Art, like light, needs distance, and anyone who attempts to render sexual experience directly must face the fact that the writhings which comprise it are ludicrous without their subjective content, that the intensity of that content quickly outruns its apparent cause.
—William H. Gass, On Being Blue
It couldn’t have happened the way I remember, because pain ought to contradict pleasure. But I think that it hurt, it really hurt, and yet it still felt good. That first time was in a Marriott or a Hyatt, somewhere so generic it was anywhere, with the ice machine whirring as always. I was sixteen and my high school boyfriend was fiddling with his computer. He settled on Gershwin’s “Rhapsody in Blue” and ordered me to bend over. The desk was looped with phone cord, and the air conditioner panted. While I waited, I stared: at the desk, at the pen, at the pen on the desk, at the floor. Outside it was hot. The carpet was teal. In the chill of that room, he hurt me. So I sputtered on the spiced metal of my lip-bitten blood and gave in to—what? To the rift between Gershwin’s chatter and the urgent surging of pain? Or to the pain itself? Was it the hurting that I liked, or the expectation of its memory? Already I anticipated that today’s beating would resolve into tomorrow’s bruising, and I wondered if there would be any route from the indices back to the act.

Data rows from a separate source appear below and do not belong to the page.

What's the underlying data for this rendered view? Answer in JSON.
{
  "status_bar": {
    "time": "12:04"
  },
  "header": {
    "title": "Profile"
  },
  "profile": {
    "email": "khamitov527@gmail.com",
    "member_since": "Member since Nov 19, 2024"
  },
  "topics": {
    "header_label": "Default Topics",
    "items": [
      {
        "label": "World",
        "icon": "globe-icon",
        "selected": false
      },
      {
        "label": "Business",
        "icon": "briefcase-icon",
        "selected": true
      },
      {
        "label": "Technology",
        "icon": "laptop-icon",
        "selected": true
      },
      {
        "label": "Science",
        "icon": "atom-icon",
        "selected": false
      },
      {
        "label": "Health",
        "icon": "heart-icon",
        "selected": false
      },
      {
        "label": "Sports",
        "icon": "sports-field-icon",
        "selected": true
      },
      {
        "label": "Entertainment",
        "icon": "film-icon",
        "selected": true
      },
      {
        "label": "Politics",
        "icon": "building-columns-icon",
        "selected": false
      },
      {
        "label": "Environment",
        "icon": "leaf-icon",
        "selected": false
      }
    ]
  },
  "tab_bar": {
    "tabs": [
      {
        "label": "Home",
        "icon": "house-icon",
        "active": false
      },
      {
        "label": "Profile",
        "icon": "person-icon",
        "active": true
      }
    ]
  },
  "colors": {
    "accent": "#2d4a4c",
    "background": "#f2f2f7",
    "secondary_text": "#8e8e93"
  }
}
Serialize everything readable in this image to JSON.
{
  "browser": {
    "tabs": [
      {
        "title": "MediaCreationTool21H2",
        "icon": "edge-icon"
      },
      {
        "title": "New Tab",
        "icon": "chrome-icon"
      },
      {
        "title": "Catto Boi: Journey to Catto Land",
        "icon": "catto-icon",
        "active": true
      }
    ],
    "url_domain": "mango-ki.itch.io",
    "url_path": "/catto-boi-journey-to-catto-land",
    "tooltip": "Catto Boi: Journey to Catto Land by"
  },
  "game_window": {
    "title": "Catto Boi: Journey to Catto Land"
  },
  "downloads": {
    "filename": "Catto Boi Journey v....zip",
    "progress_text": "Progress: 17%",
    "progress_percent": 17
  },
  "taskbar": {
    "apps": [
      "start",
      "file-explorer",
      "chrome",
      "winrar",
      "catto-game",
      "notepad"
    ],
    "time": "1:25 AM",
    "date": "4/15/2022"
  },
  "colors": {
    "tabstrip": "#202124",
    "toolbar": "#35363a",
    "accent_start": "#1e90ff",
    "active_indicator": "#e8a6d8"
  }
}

I am still trying to reconcile pain with pleasure, but the negotiation remains impossible. The most popular academic definition of pain, from the International Association for the Study of Pain, specifies that it’s disagreeable: “Pain is an unpleasant sensory and emotional experience that is associated with actual or potential tissue damage or described in such terms” (emphasis mine). In other words, physical damage doesn’t qualify as painful unless we come to dislike it: “Experiences which resemble pain but are not unpleasant, e.g. pricking, should not be called pain.” So it would seem that masochism—defined by Freud as “pleasure in pain”—is hopelessly paradoxical. As soon as a feeling shades into pleasure, it quits the domain of the painful; but a pleasure too painful negates itself. Freud acknowledges this apparent difficulty in a 1924 essay, “The Economic Problem of Masochism.” “If mental processes are governed by the pleasure principle in such a way that their first aim is the avoidance of unpleasure and the obtaining of pleasure,” he writes, “masochism is incomprehensible.” Echoes of a similar confusion run through the case studies in Pyschopathia Sexualis, the seminal 1886 treatise in which the German psychiatrist Richard Freiherr von Krafft-Ebing coined the terms “masochism” and “sadism” (and, less eloquently, “homosexual”). “Case 57,” a 35-year-old masochist, recounts in familiar perplexity, “I say to myself: What! You busy your mind with things which not only the aesthetic sense of others, but also your own, disapproves? You regard that as beautiful and desirable which, in your own judgment, is at once ugly, coarse, silly and impossible?” In that icy hotel room, with the Gershwin chirping its sky-bright blue, I suspected I must be mistaken: that I could not feel what I felt I was feeling, that something was wrong with me.